Rite Reasons: Studies in Worship
No. 90 Copyright (c) 2005 Biblical Horizons July, 2004
At the last supper, Jesus took bread and, having given thanks, He broke it and gave it to His disciples while saying, “Take, eat, this is My body given for you. Do this for My memorial.”
What Jesus did was recognized by the disciples, because it took place every morning and evening.
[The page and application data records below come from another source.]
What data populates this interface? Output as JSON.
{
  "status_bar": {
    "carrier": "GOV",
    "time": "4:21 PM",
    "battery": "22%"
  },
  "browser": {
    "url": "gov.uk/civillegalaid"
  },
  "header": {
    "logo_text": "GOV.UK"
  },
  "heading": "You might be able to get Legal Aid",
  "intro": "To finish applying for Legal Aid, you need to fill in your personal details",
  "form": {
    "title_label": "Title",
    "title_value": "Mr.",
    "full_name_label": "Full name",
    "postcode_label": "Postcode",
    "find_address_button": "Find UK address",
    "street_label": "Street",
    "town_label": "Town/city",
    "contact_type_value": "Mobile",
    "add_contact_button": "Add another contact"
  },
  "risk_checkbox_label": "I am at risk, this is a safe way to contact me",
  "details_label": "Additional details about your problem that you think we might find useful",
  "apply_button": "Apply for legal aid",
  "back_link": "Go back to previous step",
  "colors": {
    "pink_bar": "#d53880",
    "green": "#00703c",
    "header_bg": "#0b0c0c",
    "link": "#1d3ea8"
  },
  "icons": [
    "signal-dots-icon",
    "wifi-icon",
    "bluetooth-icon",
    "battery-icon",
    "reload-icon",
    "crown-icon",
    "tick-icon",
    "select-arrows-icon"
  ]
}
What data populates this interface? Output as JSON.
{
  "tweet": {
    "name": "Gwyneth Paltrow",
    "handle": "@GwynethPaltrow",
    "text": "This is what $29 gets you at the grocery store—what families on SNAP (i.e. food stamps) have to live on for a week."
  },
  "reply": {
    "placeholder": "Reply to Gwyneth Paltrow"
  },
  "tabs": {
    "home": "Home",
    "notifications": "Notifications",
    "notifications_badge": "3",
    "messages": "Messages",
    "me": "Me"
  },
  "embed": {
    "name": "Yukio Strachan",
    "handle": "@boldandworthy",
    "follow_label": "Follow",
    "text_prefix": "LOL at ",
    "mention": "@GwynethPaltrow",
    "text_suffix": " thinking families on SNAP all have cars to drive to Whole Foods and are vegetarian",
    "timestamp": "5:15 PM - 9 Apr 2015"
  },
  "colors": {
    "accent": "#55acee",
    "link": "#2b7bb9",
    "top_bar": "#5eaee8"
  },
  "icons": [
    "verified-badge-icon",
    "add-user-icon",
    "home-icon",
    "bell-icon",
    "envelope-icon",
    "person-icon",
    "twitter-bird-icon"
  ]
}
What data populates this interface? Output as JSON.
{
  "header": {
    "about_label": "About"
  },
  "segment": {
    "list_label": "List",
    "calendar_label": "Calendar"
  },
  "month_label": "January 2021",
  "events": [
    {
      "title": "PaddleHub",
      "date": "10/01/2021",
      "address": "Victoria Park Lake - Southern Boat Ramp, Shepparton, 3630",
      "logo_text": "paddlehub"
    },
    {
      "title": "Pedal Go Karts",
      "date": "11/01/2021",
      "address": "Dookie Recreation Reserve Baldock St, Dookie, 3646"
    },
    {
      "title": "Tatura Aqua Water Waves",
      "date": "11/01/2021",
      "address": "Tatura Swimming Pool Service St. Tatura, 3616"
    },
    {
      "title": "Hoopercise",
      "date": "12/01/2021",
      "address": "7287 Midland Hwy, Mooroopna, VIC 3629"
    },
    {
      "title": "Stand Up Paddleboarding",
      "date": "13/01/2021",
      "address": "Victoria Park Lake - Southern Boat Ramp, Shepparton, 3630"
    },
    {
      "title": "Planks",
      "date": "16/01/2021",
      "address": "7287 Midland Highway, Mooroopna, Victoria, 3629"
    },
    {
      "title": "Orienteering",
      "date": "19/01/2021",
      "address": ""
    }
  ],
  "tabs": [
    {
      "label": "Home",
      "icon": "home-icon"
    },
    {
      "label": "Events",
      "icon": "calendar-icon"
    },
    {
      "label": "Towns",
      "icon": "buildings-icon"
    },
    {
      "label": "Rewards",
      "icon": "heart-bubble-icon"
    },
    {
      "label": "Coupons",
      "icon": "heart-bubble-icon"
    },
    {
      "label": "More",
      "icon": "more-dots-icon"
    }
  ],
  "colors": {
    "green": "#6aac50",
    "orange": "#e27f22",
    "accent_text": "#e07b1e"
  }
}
It was the rite of the Tribute, which is described in Leviticus 2. English Bibles generally mistranslate this as “grain offering,” or “meal offering” or “cereal offering,” or simply and very unhelpfully “offering.” But while this rite consists of grain or bread, the name for it is minchah, which means “gift” or “tribute.”
The daily Tribute is set forth in Numbers 28:3-8, and consisted of raw wheat flour mixed with oil. The other varieties of Tribute, however, were baked in various ways, and some were broken up. All were divided, with the priest receiving a portion after the Lord had been given His. The part given to the Lord was called a “memorial” (Lev. 2:2, 9, 16).
A memorial is an action done before God, or an object placed before God, that reminds Him of what He has done in the past, reminds Him of the covenant, and calls upon Him to come and pass judgment and renew that covenant. In a broad sense, all the rites done before God at the Tabernacle were memorials, but only bread rites are ever actually called memorials (Lev. 5:12; 24:7; Num. 5:15).